Many people accepted the Turkish vernacular and were known as Karamanlides. But the people in the countryside remained largely Greek, and they kept their language, their religion and the original names of their towns and villages.
The town known as Hagios Prokopios in the Middle Ages was renamed Urgup, but was known to the local Greek people as Prokopion. Güzelyurt continued to be known as Karvali, Mustafapasa as Sinasos, and Derinkuyu as Malakopea.

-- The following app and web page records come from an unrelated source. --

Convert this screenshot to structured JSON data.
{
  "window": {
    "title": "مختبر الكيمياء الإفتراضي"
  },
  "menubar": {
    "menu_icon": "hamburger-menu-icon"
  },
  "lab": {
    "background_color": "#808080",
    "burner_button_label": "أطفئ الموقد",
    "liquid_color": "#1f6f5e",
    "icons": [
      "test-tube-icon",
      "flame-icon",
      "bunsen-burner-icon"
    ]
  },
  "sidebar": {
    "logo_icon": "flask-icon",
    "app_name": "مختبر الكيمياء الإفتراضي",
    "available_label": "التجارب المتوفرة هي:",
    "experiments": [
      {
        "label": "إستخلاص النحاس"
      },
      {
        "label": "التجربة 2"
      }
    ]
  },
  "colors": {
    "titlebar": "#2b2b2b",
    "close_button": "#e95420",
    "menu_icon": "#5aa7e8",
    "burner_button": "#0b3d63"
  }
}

Some Cappadocian Greeks later migrated to Constantinople, working in the caviar trade or as wine merchants. By the 19th century, many Cappadocian Greeks were wealthy, educated and westernised; some built large stone mansions and others published novels and literary works in Turkish using the Greek alphabet.

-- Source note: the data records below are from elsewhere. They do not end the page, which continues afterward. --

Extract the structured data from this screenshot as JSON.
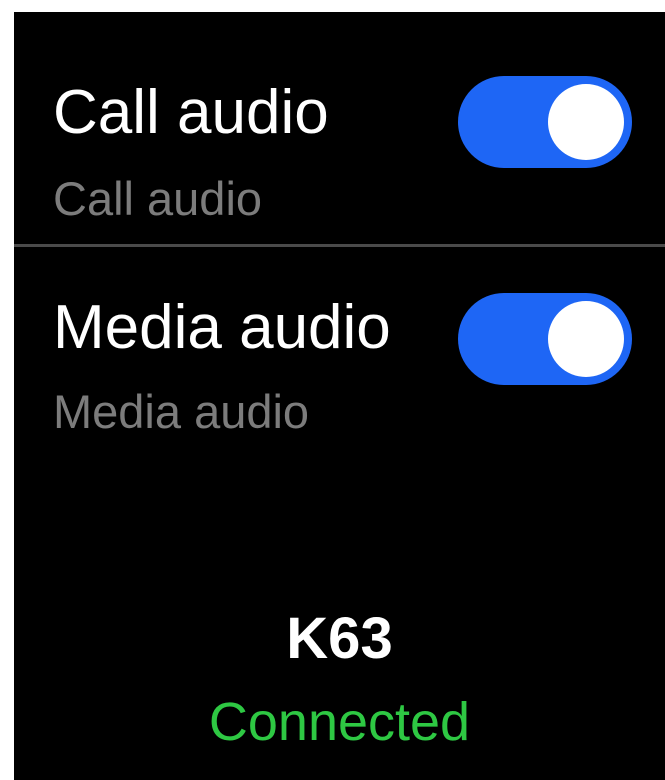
{
  "colors": {
    "background": "#000000",
    "toggle_on": "#1e66f5",
    "status_connected": "#2ec843",
    "subtitle": "#7c7c7c",
    "divider": "#4a4a4a"
  },
  "settings": {
    "items": [
      {
        "title": "Call audio",
        "subtitle": "Call audio",
        "enabled": true
      },
      {
        "title": "Media audio",
        "subtitle": "Media audio",
        "enabled": true
      }
    ]
  },
  "device": {
    "name": "K63",
    "status": "Connected"
  }
}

By the beginning of World War I, however, the Greeks of Anatolia were besieged by the Young Turks. It is estimated about 750,000 Anatolian Greeks were massacred and 750,000 forced into exile.
Rafet Bey, a Turkish official active in the genocide in Anatolia, stated in November 1916: “We must finish off the Greeks as we did with the Armenians … today I sent squads to the interior to kill every Greek on sight …”
A few weeks later, in January 1917, the German Chancellor, Theobald von Bethmann-Hollweg, reported: “The Turks plan to eliminate the Greek element as enemies of the state, as they did earlier with the Armenians … exposing them to death, hunger, and illness. The abandoned homes are then looted and burnt or destroyed. Whatever was done to the Armenians is being repeated with the Greeks.”
In 1922-1923, the remaining Cappadocian Greeks were expelled to Greece as part of the population exchange between Greece and Turkey under the Treaty of Lausanne, and towns were emptied of Greek communities that had survived for thousands of years. The exiles named their new villages and towns in Greece after their homes in Cappadocia, including Nea Sinasos on the island of Euboea, Nea Karvali in northern Greece, and Neo Prokopi in central Greece.
A small number of Cappadocian Greeks continued to live in Constantinople, where they had settled in enclaves in the Ottoman era. But even these migrated to Greece in large numbers after the anti-Greek pogroms in Istanbul in 1955. Today, there are significant Cappadocian communities throughout Greece and throughout the Greek diaspora.
Forlorn and forgotten
Behind the car park below Selime, the houses of the former Greek village that had grown up around the base of the monastery stand empty and abandoned. High above Çavuşin, the abandoned Greek Orthodox basilica of Saint John looks down on the mosque and the modern Turkish town.
Each town and village in Cappadocia now has a Turkish name today. But everyone remembers its original Greek name too.
As I emerged into the daylight from the underground city and tunnels of Derinkuyu there was a stark reminder that the town above was known to generations of Cappadocian Greek residents as Malakopea. Across the square from the entrance to the underground city stands the lonely and forlorn Greek Orthodox Church of Saint Theodoros Trion, like a sad scene in an Angelopoulos movie.
This once elegant church was built in 1858-1860, but has stood abandoned since 1923. Its walls have started to collapse, and inside the frescoes are probably crumbling. The promised restoration of the church and its bell-tower has been abandoned, reminders of a forgotten community and culture, and of forgotten promises.
Canon Patrick Comerford lectures in the Church of Ireland Theological Institute. This feature was first published in July 2015 in the ‘Church Review’ (Dublin and Glendalough) and the ‘Diocesan Magazine’ (Cashel, Ferns and Ossory)